Collecting coins is something I’ve always had an interest in; however, I never had the excess money to invest in it. That didn’t mean that I stopped collecting them; it just meant that I collected them incorrectly.
My first few coins were given to me by a cousin (my grandmother’s cousin). These coins were European coins (France, Germany, England, Spain, and Portugal), and were dated somewhere in the late 1800s and early 1900s. These coins were definitely well-circulated; but, were very interesting nonetheless. I’ve kept them for years, and have added many to my collection since.
Now, I know that many of the coins I have collected over the years are in poor shape, and are not kept properly. These coins were in circulation, and I just happened to come across them. Others were given to me, and still others were traded for some of mine. In the end, collecting coins isn’t an ‘investment’ for me … it’s a fun think I do that I enjoy. Period.
If you want to handle coins properly (some are precious after all), then there are procedures that you should follow:
- handle coins by the outside edge only
- if you need to take a coin out of its holder, put it on a soft cloth
- do not drag coins across a surface
- you might consider using gloves (perhaps surgical gloves)
- don’t clean/wash your coins … if the coin is just dirty, you can try soaking it in olive oil, or even soapy water, for a few days. The coin should then be rinsed and left to air dry.
- store coins in a dry place
- to store or display coins, you might want to consider keeping them like uncirculated coins: usually displayed in plastic blisters within illustrated sleeves

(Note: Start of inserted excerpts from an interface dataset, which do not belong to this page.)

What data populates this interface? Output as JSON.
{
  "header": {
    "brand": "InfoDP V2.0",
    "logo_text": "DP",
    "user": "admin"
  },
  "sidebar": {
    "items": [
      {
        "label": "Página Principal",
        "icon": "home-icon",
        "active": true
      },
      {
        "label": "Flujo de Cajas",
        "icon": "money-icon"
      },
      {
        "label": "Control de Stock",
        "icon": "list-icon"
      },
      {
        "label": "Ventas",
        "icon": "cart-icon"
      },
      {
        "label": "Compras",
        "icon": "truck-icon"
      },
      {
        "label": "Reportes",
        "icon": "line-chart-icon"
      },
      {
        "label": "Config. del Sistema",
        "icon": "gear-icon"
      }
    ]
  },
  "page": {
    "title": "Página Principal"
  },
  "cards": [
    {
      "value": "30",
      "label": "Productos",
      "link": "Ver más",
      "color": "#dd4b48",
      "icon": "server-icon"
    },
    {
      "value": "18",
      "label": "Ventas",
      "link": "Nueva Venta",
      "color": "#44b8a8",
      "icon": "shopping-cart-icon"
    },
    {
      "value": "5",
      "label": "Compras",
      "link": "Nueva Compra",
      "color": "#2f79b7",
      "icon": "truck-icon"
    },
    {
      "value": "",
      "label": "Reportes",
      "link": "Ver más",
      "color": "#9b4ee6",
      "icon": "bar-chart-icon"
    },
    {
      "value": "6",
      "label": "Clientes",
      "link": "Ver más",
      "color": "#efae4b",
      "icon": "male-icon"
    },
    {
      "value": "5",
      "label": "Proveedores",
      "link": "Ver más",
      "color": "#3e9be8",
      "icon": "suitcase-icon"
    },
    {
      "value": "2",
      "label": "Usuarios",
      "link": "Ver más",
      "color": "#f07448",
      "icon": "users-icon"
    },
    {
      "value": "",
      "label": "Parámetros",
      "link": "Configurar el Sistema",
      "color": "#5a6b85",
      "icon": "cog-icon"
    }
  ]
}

I am not a professional when it comes to coin collecting, so if you’re serious about it you might want to do some research. Again, for me, coin collecting is a fun thing I do … not quite a hobby or an interest, but I certainly get a kick out of coming across an old coin!